Projects have been conducted in both the nearshore and estuarine environments. The nearshore zone experiences pollutant loading through both the shoreline and seaward boundaries. From the seaward boundary, pollutant loading is transported landward towards surfzone wave activity, whilst from the shoreline boundary, run-off pollution, which can contain faecal indicator bacteria and human viruses, can drain into the surfzone. The effects of wave period, height, direction and spectrum are all important.

The long term aim of the research is to improve the knowledge of fundamental mixing processes, quantify their relative magnitude and enhance the predictive capacity of models describing the transport, mixing and fate of pollutants and fine sediments within the water environment.

Current and past projects

  • Narcissus: Investigation into the effects of a range of potential biocides in hot water treatments with Rob Lillywhite, John Clarkson, Rosemary Collier, Funded by: AHDB (Formerly HDC), Project Start Date 01-01-2016 - Project End Date 30-06-2019
  • Evaluating the potential of constructed wetland features for mitigating the impact of pesticide losses from agricultural land: Industrial funding connected with Defra Project with Gary Bending, Funded by: Lonza Group Ltd, Project Start Date 01-10-2013 - Project End Date 30-09-2016
  • Hydraulic residence times in vegetated stormwater ponds Funded by: EPSRC, Project Start Date 01-06-2013 - Project End Date 31-05-2016
  • Evaluating the potential of constructed wetland features for mitigating the impact of pesticide losses from agricultural land Funded by: Department for Environment, Food and Rural Affairs, Project Start Date 01-04-2012 - Project End Date 31-03-2015
  • Interactions between river bed morphology, water chemistry and microbial diversity and its impact on pollutant biodegradation with Gary Bending, Jonathan Pearson, Funded by: Unilever Research (Colworth Laboratory), Project Start Date 01-10-2010 - Project End Date 30-09-2014
  • Determine the Flow Exchange Characteristics Between Bolt Pockets and Main Tunnel Flow Funded by: Underground Professional Services Limited, Project Start Date 18-11-2008 - Project End Date 17-01-2009
The Water Engineering group is part of the Civil and Environmental Stream


Academic Staff

Prof.

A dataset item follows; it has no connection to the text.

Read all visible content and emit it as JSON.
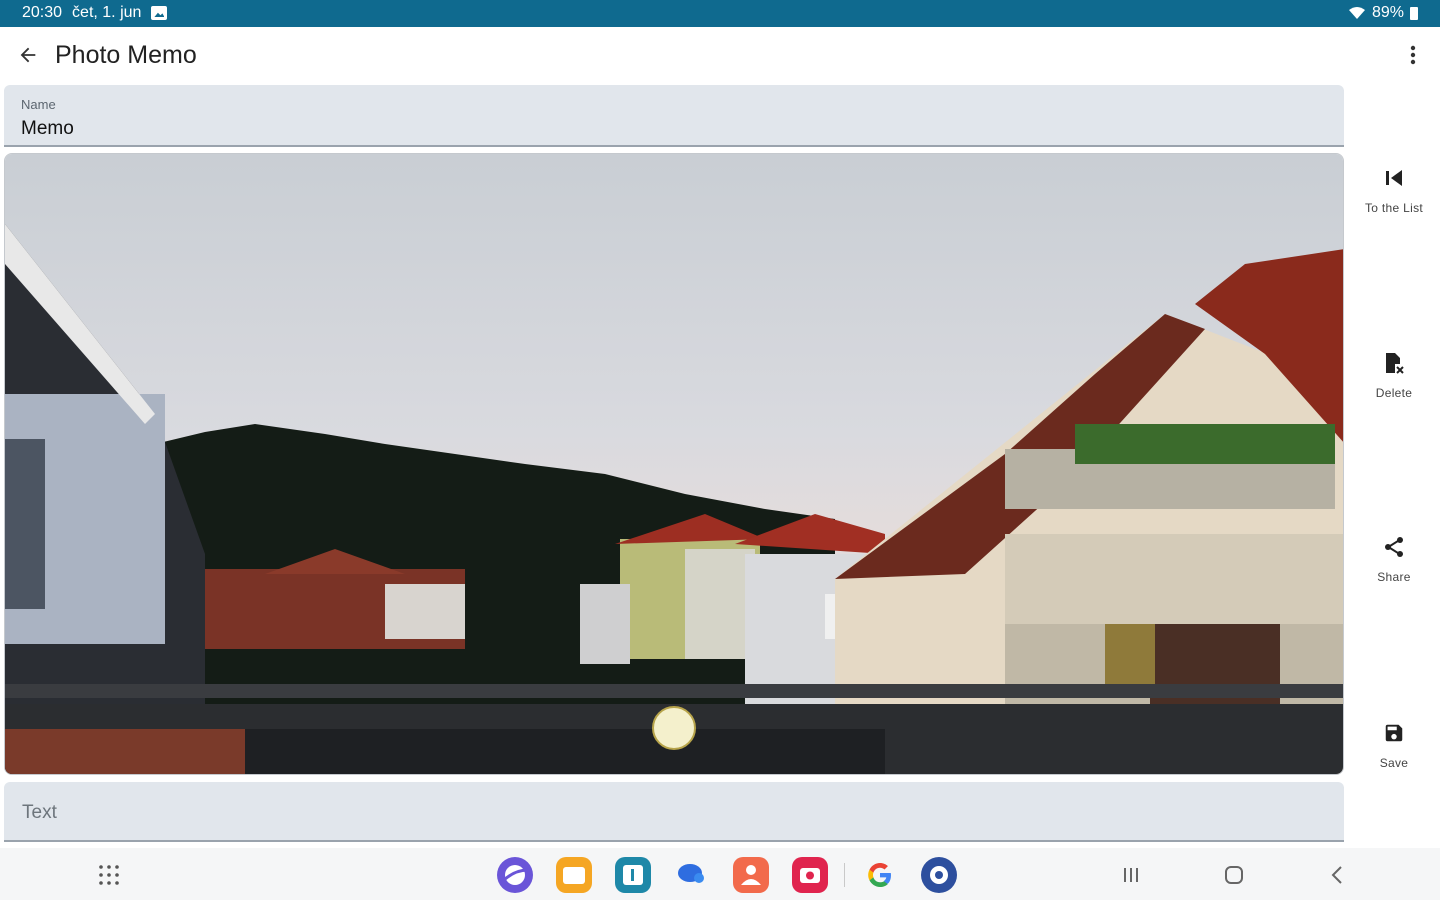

Ian Guymer

Dr Jonathan Pearson

Further information

Collaboration

Facilities and research

Development Technology Unit